- Fixed Penalty Notice. The police can give you a fixed penalty notice on the spot if they pull you over for certain minor motoring offences. These include careless driving, not wearing a seatbelt, and using a mobile while driving. A fixed penalty notice usually involves a fine of up to £200 and a number of points on your licence.
- Breathalyser test. If the police suspect that you’re driving under the influence of drink or drugs, they can ask you to take a drug test or a breathalyser test. Refuse this without good reason and the police will probably arrest you. So again, it’s vital that you comply. Breathalyser tests give instant results. If the police find that you’re not over the limit, you’ll be free to go. But if they find you’re over the limit, they’ll take you to the nearest police station, leaving your car behind. There they’ll test you again, and if you fail this second test, they’ll arrest you and charge you.
- Vehicle seizure. Police have the power to seize vehicles that are “being used in a way that causes alarm, harassment or distress”. If the police seize your vehicle, on top of any fines you need to pay for your driving offence, you’ll also have to pay a release fee for your car. This can be up to £200, and it can grow the longer you leave it.

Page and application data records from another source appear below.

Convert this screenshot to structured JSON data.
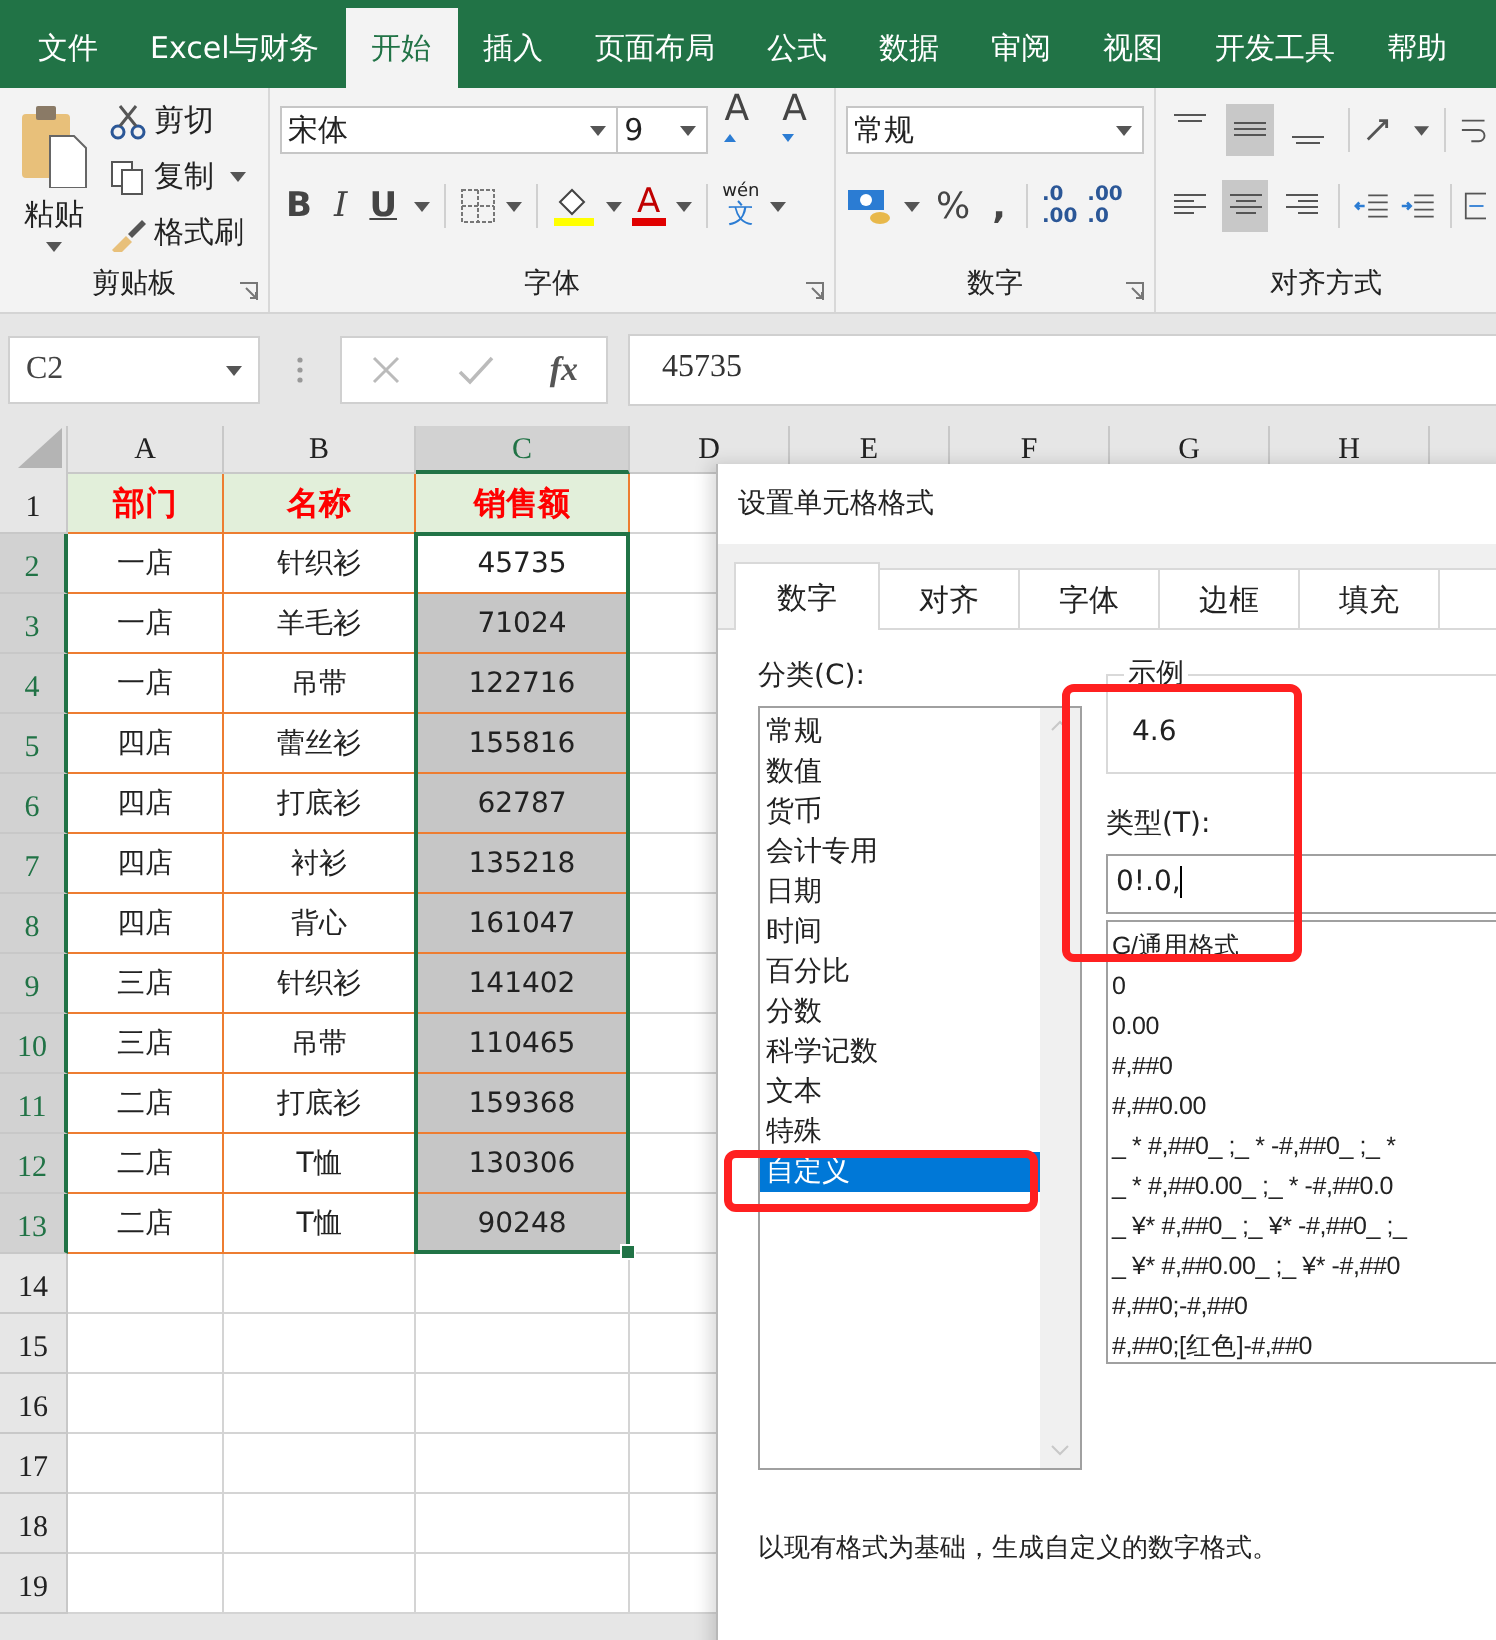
{
  "ribbon_tabs": [
    {
      "label": "文件",
      "selected": false
    },
    {
      "label": "Excel与财务",
      "selected": false
    },
    {
      "label": "开始",
      "selected": true
    },
    {
      "label": "插入",
      "selected": false
    },
    {
      "label": "页面布局",
      "selected": false
    },
    {
      "label": "公式",
      "selected": false
    },
    {
      "label": "数据",
      "selected": false
    },
    {
      "label": "审阅",
      "selected": false
    },
    {
      "label": "视图",
      "selected": false
    },
    {
      "label": "开发工具",
      "selected": false
    },
    {
      "label": "帮助",
      "selected": false
    }
  ],
  "clipboard": {
    "paste": "粘贴",
    "cut": "剪切",
    "copy": "复制",
    "format_painter": "格式刷",
    "group": "剪贴板"
  },
  "font": {
    "name": "宋体",
    "size": "9",
    "grow": "A",
    "shrink": "A",
    "bold": "B",
    "italic": "I",
    "underline": "U",
    "font_color": "A",
    "phonetic_top": "wén",
    "phonetic_bottom": "文",
    "group": "字体"
  },
  "number": {
    "format": "常规",
    "percent": "%",
    "comma": ",",
    "increase_decimal": [
      ".0",
      ".00"
    ],
    "decrease_decimal": [
      ".00",
      ".0"
    ],
    "group": "数字"
  },
  "alignment": {
    "vertical": [
      {
        "kind": "top",
        "selected": false
      },
      {
        "kind": "middle",
        "selected": true
      },
      {
        "kind": "bottom",
        "selected": false
      }
    ],
    "horizontal": [
      {
        "kind": "left",
        "selected": false
      },
      {
        "kind": "center",
        "selected": true
      },
      {
        "kind": "right",
        "selected": false
      }
    ],
    "group": "对齐方式"
  },
  "formula_bar": {
    "name_box": "C2",
    "fx": "fx",
    "value": "45735"
  },
  "sheet": {
    "columns": [
      {
        "label": "A",
        "selected": false
      },
      {
        "label": "B",
        "selected": false
      },
      {
        "label": "C",
        "selected": true
      },
      {
        "label": "D",
        "selected": false
      },
      {
        "label": "E",
        "selected": false
      },
      {
        "label": "F",
        "selected": false
      },
      {
        "label": "G",
        "selected": false
      },
      {
        "label": "H",
        "selected": false
      }
    ],
    "row_headers": [
      {
        "label": "1",
        "selected": false
      },
      {
        "label": "2",
        "selected": true
      },
      {
        "label": "3",
        "selected": true
      },
      {
        "label": "4",
        "selected": true
      },
      {
        "label": "5",
        "selected": true
      },
      {
        "label": "6",
        "selected": true
      },
      {
        "label": "7",
        "selected": true
      },
      {
        "label": "8",
        "selected": true
      },
      {
        "label": "9",
        "selected": true
      },
      {
        "label": "10",
        "selected": true
      },
      {
        "label": "11",
        "selected": true
      },
      {
        "label": "12",
        "selected": true
      },
      {
        "label": "13",
        "selected": true
      },
      {
        "label": "14",
        "selected": false
      },
      {
        "label": "15",
        "selected": false
      },
      {
        "label": "16",
        "selected": false
      },
      {
        "label": "17",
        "selected": false
      },
      {
        "label": "18",
        "selected": false
      },
      {
        "label": "19",
        "selected": false
      }
    ],
    "header": [
      "部门",
      "名称",
      "销售额"
    ],
    "rows": [
      {
        "cells": [
          "一店",
          "针织衫",
          "45735"
        ],
        "active": true
      },
      {
        "cells": [
          "一店",
          "羊毛衫",
          "71024"
        ],
        "active": false
      },
      {
        "cells": [
          "一店",
          "吊带",
          "122716"
        ],
        "active": false
      },
      {
        "cells": [
          "四店",
          "蕾丝衫",
          "155816"
        ],
        "active": false
      },
      {
        "cells": [
          "四店",
          "打底衫",
          "62787"
        ],
        "active": false
      },
      {
        "cells": [
          "四店",
          "衬衫",
          "135218"
        ],
        "active": false
      },
      {
        "cells": [
          "四店",
          "背心",
          "161047"
        ],
        "active": false
      },
      {
        "cells": [
          "三店",
          "针织衫",
          "141402"
        ],
        "active": false
      },
      {
        "cells": [
          "三店",
          "吊带",
          "110465"
        ],
        "active": false
      },
      {
        "cells": [
          "二店",
          "打底衫",
          "159368"
        ],
        "active": false
      },
      {
        "cells": [
          "二店",
          "T恤",
          "130306"
        ],
        "active": false
      },
      {
        "cells": [
          "二店",
          "T恤",
          "90248"
        ],
        "active": false
      }
    ]
  },
  "dialog": {
    "title": "设置单元格格式",
    "tabs": [
      {
        "label": "数字",
        "selected": true
      },
      {
        "label": "对齐",
        "selected": false
      },
      {
        "label": "字体",
        "selected": false
      },
      {
        "label": "边框",
        "selected": false
      },
      {
        "label": "填充",
        "selected": false
      }
    ],
    "category_label": "分类(C):",
    "categories": [
      {
        "label": "常规",
        "selected": false
      },
      {
        "label": "数值",
        "selected": false
      },
      {
        "label": "货币",
        "selected": false
      },
      {
        "label": "会计专用",
        "selected": false
      },
      {
        "label": "日期",
        "selected": false
      },
      {
        "label": "时间",
        "selected": false
      },
      {
        "label": "百分比",
        "selected": false
      },
      {
        "label": "分数",
        "selected": false
      },
      {
        "label": "科学记数",
        "selected": false
      },
      {
        "label": "文本",
        "selected": false
      },
      {
        "label": "特殊",
        "selected": false
      },
      {
        "label": "自定义",
        "selected": true
      }
    ],
    "sample_label": "示例",
    "sample_value": "4.6",
    "type_label": "类型(T):",
    "type_value": "0!.0,",
    "formats": [
      "G/通用格式",
      "0",
      "0.00",
      "#,##0",
      "#,##0.00",
      "_ * #,##0_ ;_ * -#,##0_ ;_ *",
      "_ * #,##0.00_ ;_ * -#,##0.0",
      "_ ¥* #,##0_ ;_ ¥* -#,##0_ ;_",
      "_ ¥* #,##0.00_ ;_ ¥* -#,##0",
      "#,##0;-#,##0",
      "#,##0;[红色]-#,##0"
    ],
    "description": "以现有格式为基础，生成自定义的数字格式。"
  }
}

What If I’m Pulled Over By an Unmarked Vehicle?
Sometimes police drive unmarked cars, and when doing so they still have the power to pull you over. However, the law states that only police officers wearing full uniforms can carry out stops.
Not sure if the unmarked car that’s pulled you over is a real police car? It’s best to be safe, and the police will understand your nerves and hesitancy. So don’t worry about any “resisting arrest” charges, and instead take a few steps to safeguard yourself.
First, drive to the nearest police station or, failing that, the nearest public area – such as a petrol station. Once you’ve safely pulled over, lock your doors and wait for the police officer to approach you.
If they’re wearing a uniform they’re probably genuine. But you can ask to see their warrant card if you’re still not sure.
If they’re not wearing a uniform, then even if they’re a genuine police officer, they’re breaking the law. So stay inside your vehicle and call the police.
How to Avoid Getting Pulled Over by the Police
There are a few things you can do to make it less likely that the police will ever pull you over:
- Don’t break the law. Obviously! If you commit to being a safe and sensible driver, then the police will never have cause to pull you over. So pay attention to speed limits, and keep an eye on your speed. Always wear your seatbelt, and never use your mobile while driving. And of course, never drink and drive. If you’re going out and you expect to have a drink – even if it’s only one – then leave your car at home and try and find another way to travel.
- Keep your car in good condition. The police can pull you over if they spot any faults with your car. So commit to regular car servicing and you’ll be able to address any issues long before they become problems. Keep your car clean too: The police may also pull you over if your car’s too dirty, as they might worry that your view will be obstructed by a mucky windscreen.
- Stay on top of things. The police can access your entire motoring history by simply looking up your car registration plate on their database. If your car tax has run out, or you’re due an MOT, or even if you haven’t got car insurance, they’ll know. So keep on top of all your legal requirements as a driver – your tax, your MOT, and your car insurance – or you’ll be in very serious trouble should the police ever pull you over.